I struggle with my husband’s response to things being “I’m sorry you feel hurt”, with his emphasis being that he is doesn’t see himself as having done anything wrong and he’s not sorry for what he did, and emphasizing that because he sees nothing wrong with it, that he will definitely do it again. I’ve tried explaining with certain things that even if he doesn’t see the inherent sinfulness in them, that he could stop doing them out of love for me – eg one argument we’ve had since the beginning of our marriage is over washing hands… seems minor? with my health issues, I get severe gastro very easily. It took literally three years before my husband finally believed me, after watching me get severely ill over and over, how important it is to wash his hands after going to the bathroom and before touching food, especially when going from one to the other. Not washing hands is not “sin” but I explained to him before we got married how sick I get and why washing hands is important (even gave him the literature from my nursing course) and shortly after we got married, particularly after I had severe gastro from doing this on our honeymoon, the first counsellor we went to (an elder from the church he grew up in), even said to him “you married a nurse, you wash your hands!”.
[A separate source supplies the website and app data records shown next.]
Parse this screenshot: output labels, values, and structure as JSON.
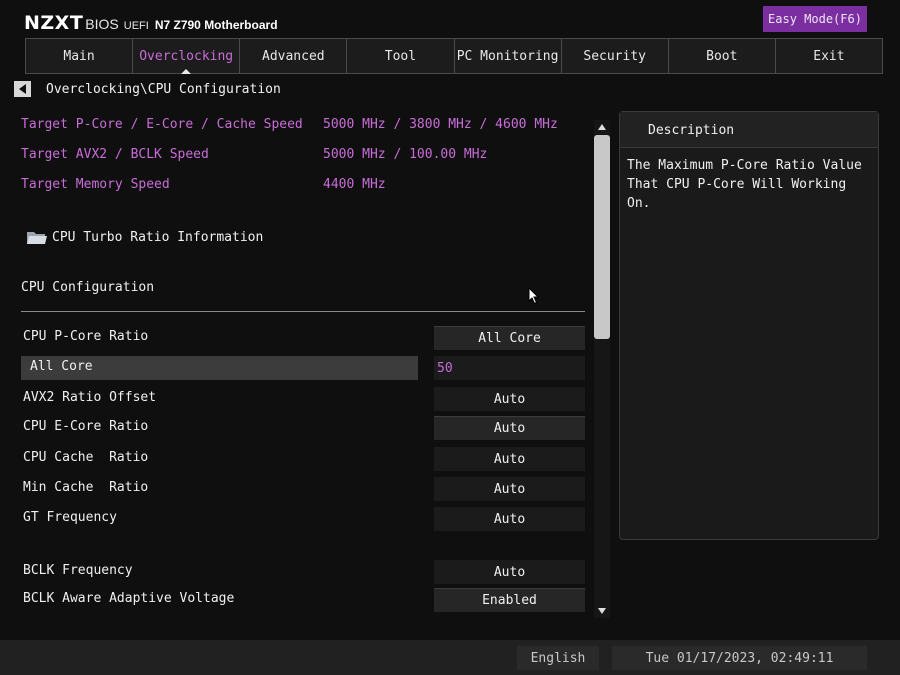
{
  "header": {
    "brand": "NZXT",
    "bios": "BIOS",
    "uefi": "UEFI",
    "model": "N7 Z790 Motherboard",
    "easy_mode": "Easy Mode(F6)"
  },
  "nav": {
    "tabs": [
      "Main",
      "Overclocking",
      "Advanced",
      "Tool",
      "PC Monitoring",
      "Security",
      "Boot",
      "Exit"
    ],
    "active": "Overclocking"
  },
  "breadcrumb": "Overclocking\\CPU Configuration",
  "targets": [
    {
      "label": "Target P-Core / E-Core / Cache Speed",
      "value": "5000 MHz / 3800 MHz / 4600 MHz"
    },
    {
      "label": "Target AVX2 / BCLK Speed",
      "value": "5000 MHz / 100.00 MHz"
    },
    {
      "label": "Target Memory Speed",
      "value": "4400 MHz"
    }
  ],
  "submenu": {
    "label": "CPU Turbo Ratio Information",
    "icon": "folder-icon"
  },
  "section_title": "CPU Configuration",
  "settings": [
    {
      "label": "CPU P-Core Ratio",
      "value": "All Core"
    },
    {
      "label": "All Core",
      "value": "50"
    },
    {
      "label": "AVX2 Ratio Offset",
      "value": "Auto"
    },
    {
      "label": "CPU E-Core Ratio",
      "value": "Auto"
    },
    {
      "label": "CPU Cache  Ratio",
      "value": "Auto"
    },
    {
      "label": "Min Cache  Ratio",
      "value": "Auto"
    },
    {
      "label": "GT Frequency",
      "value": "Auto"
    },
    {
      "label": "BCLK Frequency",
      "value": "Auto"
    },
    {
      "label": "BCLK Aware Adaptive Voltage",
      "value": "Enabled"
    }
  ],
  "description": {
    "title": "Description",
    "text": "The Maximum P-Core Ratio Value\nThat CPU P-Core Will Working On."
  },
  "footer": {
    "language": "English",
    "datetime": "Tue 01/17/2023, 02:49:11"
  },
  "colors": {
    "accent": "#c86dd7",
    "easy_mode_bg": "#7a2ea0",
    "background": "#0f0f0f"
  }
}
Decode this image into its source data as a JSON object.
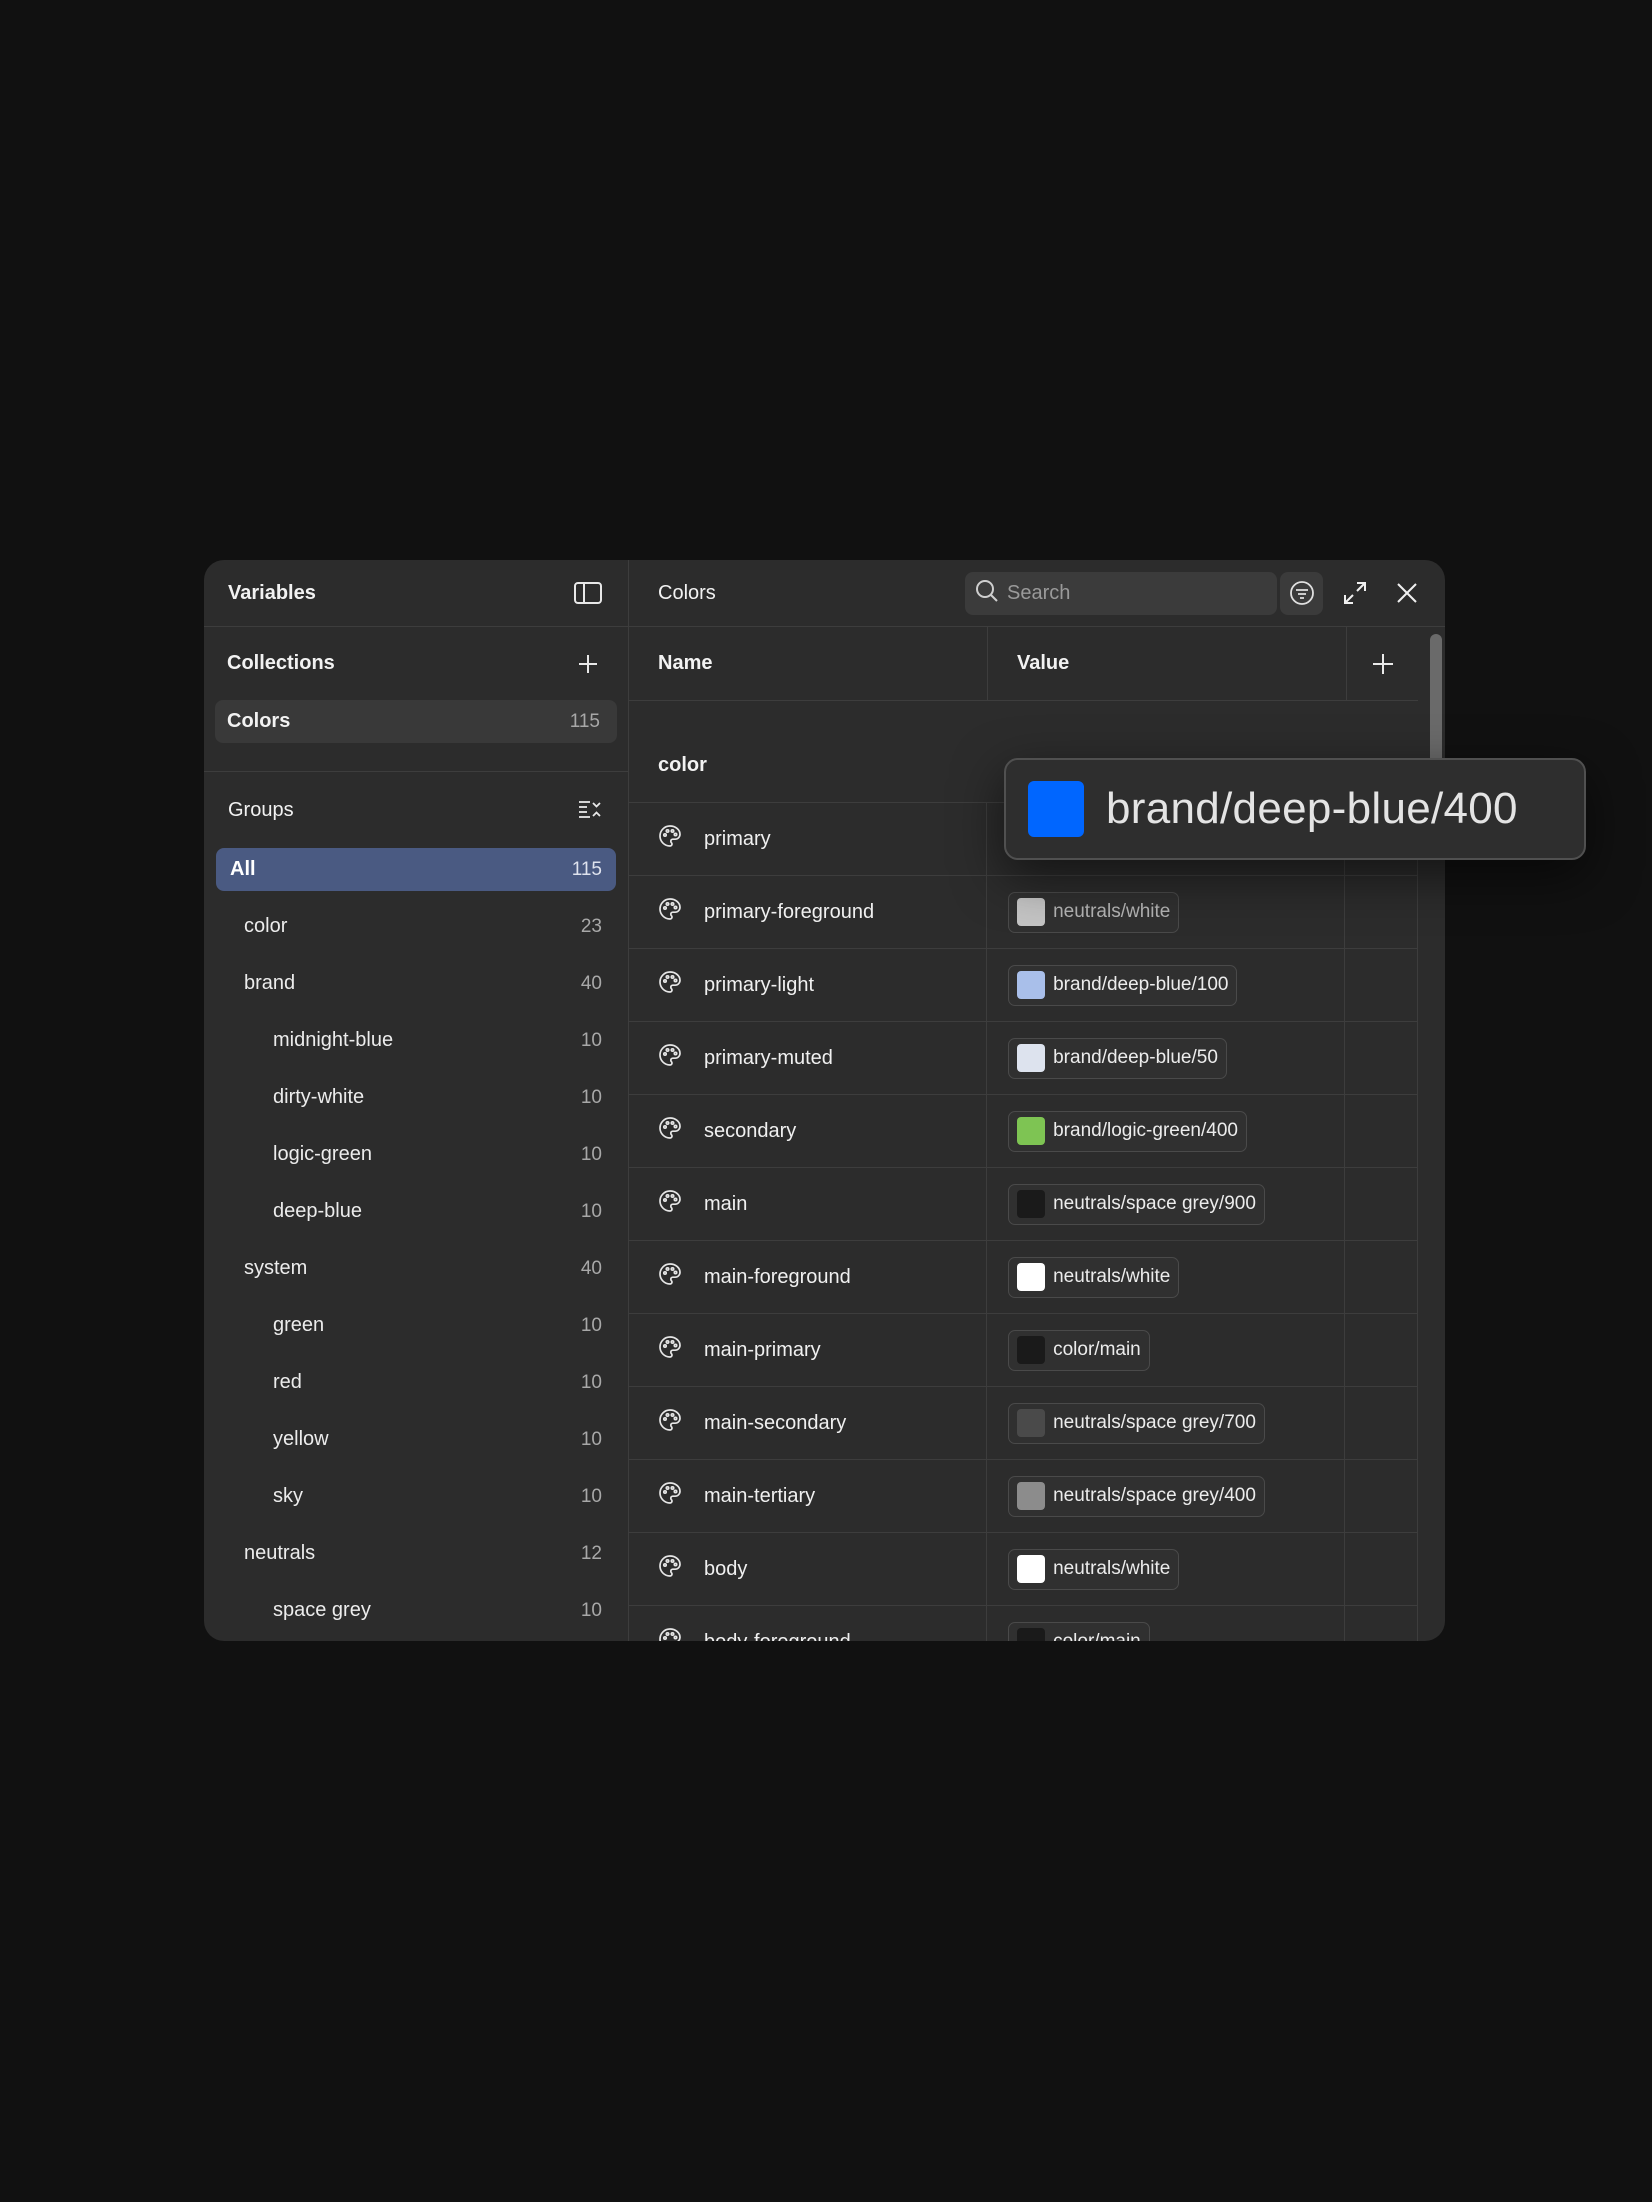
{
  "sidebar": {
    "title": "Variables",
    "collections_title": "Collections",
    "collections": [
      {
        "label": "Colors",
        "count": "115"
      }
    ],
    "groups_title": "Groups",
    "groups": [
      {
        "label": "All",
        "count": "115",
        "level": 0,
        "active": true
      },
      {
        "label": "color",
        "count": "23",
        "level": 1
      },
      {
        "label": "brand",
        "count": "40",
        "level": 1
      },
      {
        "label": "midnight-blue",
        "count": "10",
        "level": 2
      },
      {
        "label": "dirty-white",
        "count": "10",
        "level": 2
      },
      {
        "label": "logic-green",
        "count": "10",
        "level": 2
      },
      {
        "label": "deep-blue",
        "count": "10",
        "level": 2
      },
      {
        "label": "system",
        "count": "40",
        "level": 1
      },
      {
        "label": "green",
        "count": "10",
        "level": 2
      },
      {
        "label": "red",
        "count": "10",
        "level": 2
      },
      {
        "label": "yellow",
        "count": "10",
        "level": 2
      },
      {
        "label": "sky",
        "count": "10",
        "level": 2
      },
      {
        "label": "neutrals",
        "count": "12",
        "level": 1
      },
      {
        "label": "space grey",
        "count": "10",
        "level": 2
      }
    ]
  },
  "main": {
    "title": "Colors",
    "search_placeholder": "Search",
    "columns": {
      "name": "Name",
      "value": "Value"
    },
    "group_label": "color",
    "rows": [
      {
        "name": "primary",
        "value": "",
        "swatch": ""
      },
      {
        "name": "primary-foreground",
        "value": "neutrals/white",
        "swatch": "#c4c4c4",
        "dim": true
      },
      {
        "name": "primary-light",
        "value": "brand/deep-blue/100",
        "swatch": "#a9bfea"
      },
      {
        "name": "primary-muted",
        "value": "brand/deep-blue/50",
        "swatch": "#dde3ee"
      },
      {
        "name": "secondary",
        "value": "brand/logic-green/400",
        "swatch": "#7ec453"
      },
      {
        "name": "main",
        "value": "neutrals/space grey/900",
        "swatch": "#1a1a1a"
      },
      {
        "name": "main-foreground",
        "value": "neutrals/white",
        "swatch": "#ffffff"
      },
      {
        "name": "main-primary",
        "value": "color/main",
        "swatch": "#1a1a1a"
      },
      {
        "name": "main-secondary",
        "value": "neutrals/space grey/700",
        "swatch": "#4a4a4a"
      },
      {
        "name": "main-tertiary",
        "value": "neutrals/space grey/400",
        "swatch": "#8c8c8c"
      },
      {
        "name": "body",
        "value": "neutrals/white",
        "swatch": "#ffffff"
      },
      {
        "name": "body-foreground",
        "value": "color/main",
        "swatch": "#1a1a1a"
      }
    ]
  },
  "tooltip": {
    "label": "brand/deep-blue/400",
    "swatch": "#0066ff"
  }
}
But it took three years, (including weeks off work one time and needing hospital another time with the whole family getting very sick) before he’d listen – he couldn’t do it out of love when I first asked, he wouldn’t even do it out of listening to my logic – it had to be repeatedly “proven”. But even then, it’s not “sorry I didn’t listen”, it’s just “sorry your immune system sucks, I wish you had a normal immune system”.
Even when there are things he recognises are sin and does apologise (a rare occurrence), there is no attempt to mend things/make up for it. It’s a real struggle for me as my own family are like that. There is the attitude that no matter how badly you wrong someone, saying “sorry” is enough – never any attempt to fix what has been done nor any commitment to not do it again. It’s a real struggle at times.
I am in a marriage with a conflict avoidant gatekeeper. For decades I kept reading books and blogs stating that I needed to work on me and treat her like a queen and things will improve (and I mention many times just how much our differences hurt me with a constant response of “you should get over it as you have the problem”.
I feared resentment would build and it did a bit. But on the last conversation we had on the subject 2 years ago she said she will never “work on the issue as that it is all just my issue and I should be happy with having sex twice a month”. I realized that if I kept pushing myself I would fall into depression.
Since that time I have backed off. The resentment has subsided, but as someone commented above the lack of resentment does not equal intimacy. I feel more sorry for her that she will never experience a great marriage. Instead of resentment I just don’t feel for her anymore. I don’t care if we ever have sex again. It just doesn’t matter and I am just staying with my wife as a companion as a parent. I have talked with friends that divorced and the prospects for a late middle aged man that has a few extra pounds and going bald just don’t seem all that great
Hi Happy Hubby, sadly that is approaching how I feel too. I don’t understand spouses who say they will never do anything about the issue and that it is our problem and not theirs. We are their life partner! Their problems are our problems and our problems are their problems…. or at least in a loving, christian marriage they would be.
But sadly we cannot change them. All we can do is pray that God convicts their hearts one day and pray that our own hearts have not totally shut down by then.